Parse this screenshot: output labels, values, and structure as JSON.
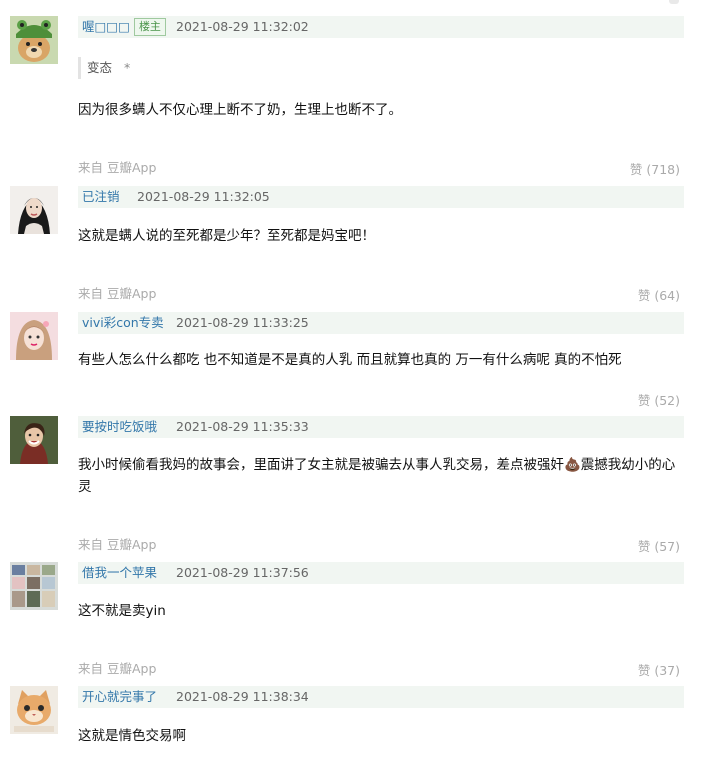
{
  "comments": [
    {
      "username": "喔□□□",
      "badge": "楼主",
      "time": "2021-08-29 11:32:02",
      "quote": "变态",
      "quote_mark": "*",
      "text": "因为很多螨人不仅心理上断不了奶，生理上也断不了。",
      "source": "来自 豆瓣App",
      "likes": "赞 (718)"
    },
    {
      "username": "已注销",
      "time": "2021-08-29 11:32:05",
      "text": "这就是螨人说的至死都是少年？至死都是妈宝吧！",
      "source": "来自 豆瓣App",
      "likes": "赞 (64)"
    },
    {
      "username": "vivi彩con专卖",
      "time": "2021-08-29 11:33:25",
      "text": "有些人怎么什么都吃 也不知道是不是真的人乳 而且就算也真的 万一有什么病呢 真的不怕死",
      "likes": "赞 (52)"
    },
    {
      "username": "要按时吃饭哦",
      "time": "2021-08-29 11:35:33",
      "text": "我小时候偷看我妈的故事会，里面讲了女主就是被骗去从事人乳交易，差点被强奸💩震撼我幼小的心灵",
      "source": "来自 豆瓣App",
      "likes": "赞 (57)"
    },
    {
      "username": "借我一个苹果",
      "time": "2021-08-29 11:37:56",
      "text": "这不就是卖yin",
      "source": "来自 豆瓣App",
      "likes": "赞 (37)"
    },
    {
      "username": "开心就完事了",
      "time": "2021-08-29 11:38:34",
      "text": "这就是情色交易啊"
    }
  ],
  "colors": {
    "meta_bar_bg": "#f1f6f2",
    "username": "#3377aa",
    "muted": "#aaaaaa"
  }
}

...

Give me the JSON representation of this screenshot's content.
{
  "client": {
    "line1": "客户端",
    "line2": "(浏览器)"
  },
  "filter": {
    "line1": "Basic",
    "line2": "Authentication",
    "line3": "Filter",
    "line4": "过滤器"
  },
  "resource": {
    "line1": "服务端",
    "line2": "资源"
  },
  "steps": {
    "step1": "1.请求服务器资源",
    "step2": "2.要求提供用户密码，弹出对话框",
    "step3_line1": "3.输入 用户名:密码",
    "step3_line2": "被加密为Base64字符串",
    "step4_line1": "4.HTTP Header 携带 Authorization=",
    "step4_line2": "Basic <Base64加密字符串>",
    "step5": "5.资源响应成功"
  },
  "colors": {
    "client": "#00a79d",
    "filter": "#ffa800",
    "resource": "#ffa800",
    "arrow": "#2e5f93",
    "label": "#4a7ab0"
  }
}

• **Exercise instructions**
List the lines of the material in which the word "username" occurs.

• **Answer space**
      "username": "喔□□□",
      "username": "已注销",
      "username": "vivi彩con专卖",
      "username": "要按时吃饭哦",
      "username": "借我一个苹果",
      "username": "开心就完事了",
    "username": "#3377aa",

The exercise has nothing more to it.